A bacterial toxin promoting tissue healing has been discovered. The compound, found in Staphylococcus aureus, does not just damage cells, but also stimulates tissue regeneration.
Normally they are among the many harmless organisms found in and on the human body: one in four people have millions of Staphylococcus aureus bacteria on their skin and on the mucous membranes of the upper respiratory tract, without being aware of it. In some cases, however, the harmless bacteria can turn into pathogens, which can lead to skin inflammation and lung infections, or — in the worst cases — sepsis. “This happens especially when the bacteria multiply too fast, for example when a person’s immune system is weakened by an infection or injury,” says Prof. Oliver Werz of Friedrich Schiller University Jena in Germany.
The Professor for Pharmaceutical Chemistry and his team have studied the molecular defence mechanisms of the human immune system in
A team led by scientists in the Perelman School of Medicine at the University of Pennsylvania has engineered powerful new antimicrobial molecules from toxic proteins found in wasp venom. The team hopes to develop the molecules into new bacteria-killing drugs, an important advancement considering increasing numbers of antibiotic-resistant bacteria which can cause illness such as sepsis and tuberculosis.
In the study, published today in the Proceedings of the National Academy of Sciences, the researchers altered a highly toxic small protein from a common Asian wasp species, Vespula lewisii, the Korean yellow-jacket wasp. The alterations enhanced the molecule’s ability to kill bacterial cells while greatly reducing its ability to harm human cells. In animal models, the scientists showed that this family of new antimicrobial molecules made with these alterations could protect mice from otherwise lethal bacterial infections.
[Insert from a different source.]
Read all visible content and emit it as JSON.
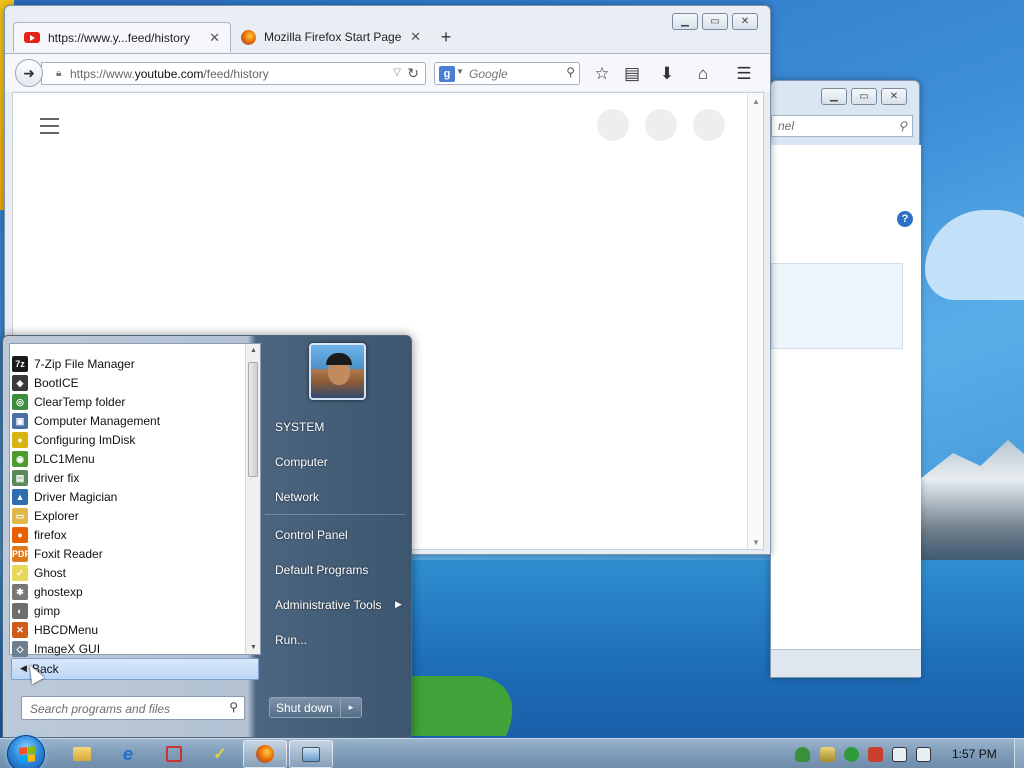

There is an urgent need for new drug treatments for bacterial infections, as
Researchers have uncovered details of how a certain type of bacteria breaks down cellulose — a finding that could help reduce the cost and environmental impact of the use of biomass, including biofuel production. The bacteria’s cellulose degradation system is in some way different from how a fungus is already widely used in industry, including to soften up denim to make stone-washed jeans.
Efforts to find ways to break down cellulose, the tough stuff that makes up plant cell walls, faster and more productively has long been a goal of industrial researchers.
When plants are processed into biofuels or other biomass applications, cellulose has to be degraded into simpler sugar molecules first, and this step can represent up to a quarter of the operating and capital costs of biofuel production. If this process can be made faster and more productive, it won’t just save industry money, but such efficiencies could